▶ [PROBLEM TO SOLVE]: Check each line of the material below for "image" and copy those where it appears.

▶ [RAW DATA]:
BEGIN

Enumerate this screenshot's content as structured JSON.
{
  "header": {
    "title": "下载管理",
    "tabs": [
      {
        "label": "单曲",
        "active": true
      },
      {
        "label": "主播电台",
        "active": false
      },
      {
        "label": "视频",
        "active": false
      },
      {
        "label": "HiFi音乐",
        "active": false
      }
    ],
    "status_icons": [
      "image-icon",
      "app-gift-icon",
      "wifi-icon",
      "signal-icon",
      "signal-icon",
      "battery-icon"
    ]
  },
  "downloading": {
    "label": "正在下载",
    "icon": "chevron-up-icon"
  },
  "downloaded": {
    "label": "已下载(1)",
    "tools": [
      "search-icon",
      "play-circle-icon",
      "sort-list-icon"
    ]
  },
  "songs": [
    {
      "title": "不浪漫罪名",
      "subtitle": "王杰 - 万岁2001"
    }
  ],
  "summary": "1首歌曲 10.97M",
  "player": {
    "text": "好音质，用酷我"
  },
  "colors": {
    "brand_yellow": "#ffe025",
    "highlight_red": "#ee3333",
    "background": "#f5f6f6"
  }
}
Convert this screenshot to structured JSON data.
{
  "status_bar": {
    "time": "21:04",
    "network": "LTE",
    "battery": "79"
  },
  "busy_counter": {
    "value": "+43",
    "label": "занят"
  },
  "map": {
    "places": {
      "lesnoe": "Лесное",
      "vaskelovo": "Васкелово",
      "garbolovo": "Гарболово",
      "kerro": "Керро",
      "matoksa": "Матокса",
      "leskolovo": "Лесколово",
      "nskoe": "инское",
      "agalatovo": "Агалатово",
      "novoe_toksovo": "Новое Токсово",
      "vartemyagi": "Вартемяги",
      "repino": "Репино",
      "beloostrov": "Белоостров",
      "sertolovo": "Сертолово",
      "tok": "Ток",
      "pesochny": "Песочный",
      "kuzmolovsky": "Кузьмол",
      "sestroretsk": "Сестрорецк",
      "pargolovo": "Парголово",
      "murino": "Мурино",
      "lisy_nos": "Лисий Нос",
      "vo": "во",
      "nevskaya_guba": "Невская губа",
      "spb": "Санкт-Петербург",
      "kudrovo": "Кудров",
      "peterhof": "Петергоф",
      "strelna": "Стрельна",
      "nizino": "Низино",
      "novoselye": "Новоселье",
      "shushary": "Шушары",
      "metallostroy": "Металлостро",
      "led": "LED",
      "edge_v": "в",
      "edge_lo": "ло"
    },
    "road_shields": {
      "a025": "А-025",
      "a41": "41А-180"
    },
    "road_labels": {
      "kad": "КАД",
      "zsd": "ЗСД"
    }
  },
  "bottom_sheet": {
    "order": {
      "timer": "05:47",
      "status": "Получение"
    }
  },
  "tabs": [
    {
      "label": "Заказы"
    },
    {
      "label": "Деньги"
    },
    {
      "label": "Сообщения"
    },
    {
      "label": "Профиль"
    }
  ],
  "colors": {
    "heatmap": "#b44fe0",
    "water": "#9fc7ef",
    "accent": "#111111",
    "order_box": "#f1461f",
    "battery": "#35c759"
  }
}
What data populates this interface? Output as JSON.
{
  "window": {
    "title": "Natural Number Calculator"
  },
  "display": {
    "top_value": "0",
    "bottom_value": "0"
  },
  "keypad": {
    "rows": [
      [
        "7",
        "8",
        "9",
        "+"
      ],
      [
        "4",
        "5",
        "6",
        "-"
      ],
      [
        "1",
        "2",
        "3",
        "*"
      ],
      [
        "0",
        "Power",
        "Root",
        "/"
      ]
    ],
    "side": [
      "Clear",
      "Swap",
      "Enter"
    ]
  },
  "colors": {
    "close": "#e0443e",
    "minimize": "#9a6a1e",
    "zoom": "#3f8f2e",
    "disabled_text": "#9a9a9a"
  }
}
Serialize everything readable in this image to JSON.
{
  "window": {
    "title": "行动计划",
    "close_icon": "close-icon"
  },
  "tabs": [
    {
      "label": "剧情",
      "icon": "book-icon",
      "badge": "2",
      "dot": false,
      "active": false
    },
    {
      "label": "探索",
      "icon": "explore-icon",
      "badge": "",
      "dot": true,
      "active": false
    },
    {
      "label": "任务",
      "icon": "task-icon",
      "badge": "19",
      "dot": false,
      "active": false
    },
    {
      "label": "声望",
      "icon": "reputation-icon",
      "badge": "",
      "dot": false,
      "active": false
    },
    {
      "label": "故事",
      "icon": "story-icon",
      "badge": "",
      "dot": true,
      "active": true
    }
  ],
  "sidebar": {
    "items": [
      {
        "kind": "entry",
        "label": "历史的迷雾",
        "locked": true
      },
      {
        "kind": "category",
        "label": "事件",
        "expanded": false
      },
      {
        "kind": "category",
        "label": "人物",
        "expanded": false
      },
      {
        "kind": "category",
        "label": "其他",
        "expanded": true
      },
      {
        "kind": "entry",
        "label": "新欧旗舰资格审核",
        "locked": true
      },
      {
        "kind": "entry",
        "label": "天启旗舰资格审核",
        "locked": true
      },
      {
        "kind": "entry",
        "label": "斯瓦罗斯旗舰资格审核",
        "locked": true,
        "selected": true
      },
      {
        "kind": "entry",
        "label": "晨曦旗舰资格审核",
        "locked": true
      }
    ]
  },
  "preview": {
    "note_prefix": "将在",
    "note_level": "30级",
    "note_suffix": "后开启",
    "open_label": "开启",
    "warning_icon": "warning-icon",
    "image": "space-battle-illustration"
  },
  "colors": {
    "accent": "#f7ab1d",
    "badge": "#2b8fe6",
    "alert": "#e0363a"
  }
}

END

▶ [SOLUTION TO THE PROBLEM]:
      "image-icon",
Serialize everything readable in this image to JSON.
    "image": "space-battle-illustration"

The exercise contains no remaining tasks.